Last October, in Why I love BibleWorks 8, I said: "To be much faster, [BibleWorks] would have to do the searches before I knew I wanted them."
Unbeknownst to me (but just now betoldst to me by Glenn Weaver, Content Developer with BibleWorks), just the day before I posted, the merry tech-elves at BW had implemented a new "Use Tab" in BibleWorks 9, then a work-in-progress. The way it works, I'm told, is that a mouse-over of a word in the Browse Window does an automatic search for every lemma or every form, in either the current book studied or in the entire Bible version. The Use Tab can be linked to the Stats Tab in a new fourth column, so that the Stats Tab updates automatically to show graphically where these search results occur.
So, in other words, BW added a search feature that does the searches before I know what I want, and they did it before I even mentioned I wanted it! Is that cool, or what?
The new BW9 can be ordered now. Read about the new features, and check out some demo videos. The full content is listed here, and upgrade information is here.
When I receive a copy, I plan to learn it, use it, and tell you about it.
In other Bible software news, Logos Bible Software has brought in a Roman Catholic Product Manager, whose "ambition...is to work in what Pope John Paul II called the New Evangelization." This announcement prompted Tim Challies — in what for him is an out-of-control, wild-eyed, virtually chair-throwing rant — to say "I was sorry to read this." Those six mild words brought down a shower of disapprobation and scolding from some of his commenters.
Bob Pritchett, President and CEO for Logos Bible Software, put up... an interesting post, in which he orders forum posters, "Stop posting about errors in other people's doctrine." Further,
Please stop posting your own doctrine.

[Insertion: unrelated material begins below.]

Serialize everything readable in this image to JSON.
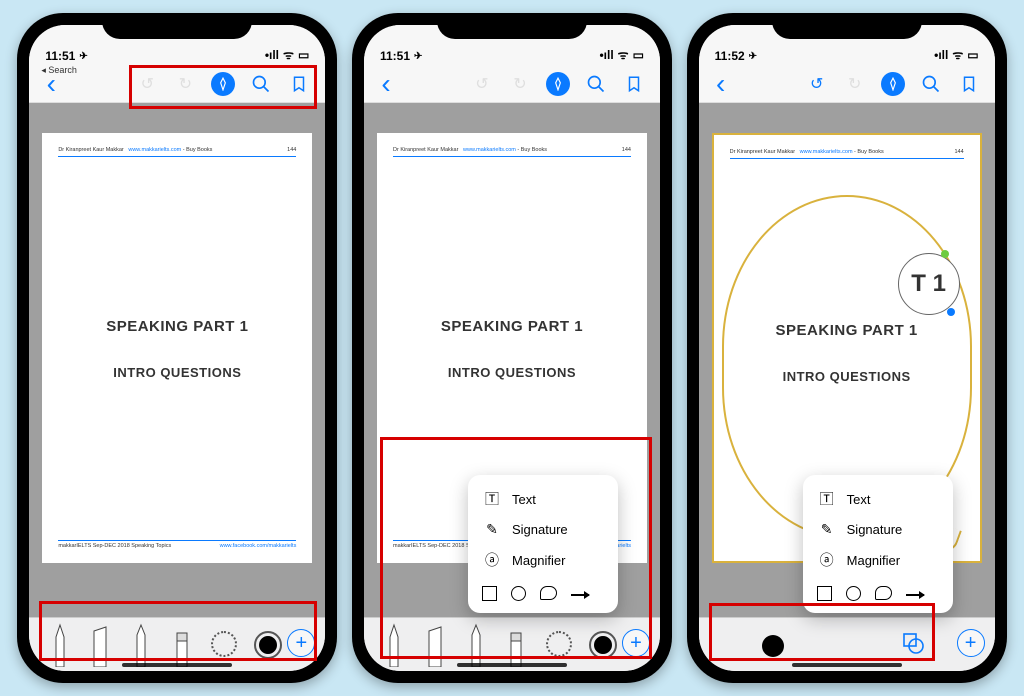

Please stop responding to correct misperceptions or misunderstandings or to counter attacks. ...Logos Bible Software is here to serve everyone who studies the Bible. That is intentionally "big tent" and we intentionally do not have a statement of faith or a doctrinal position.Then, having trumpeted Logos' lack of a doctrinal statement, Pritchett addressed the Roman Catholic customers they are courting: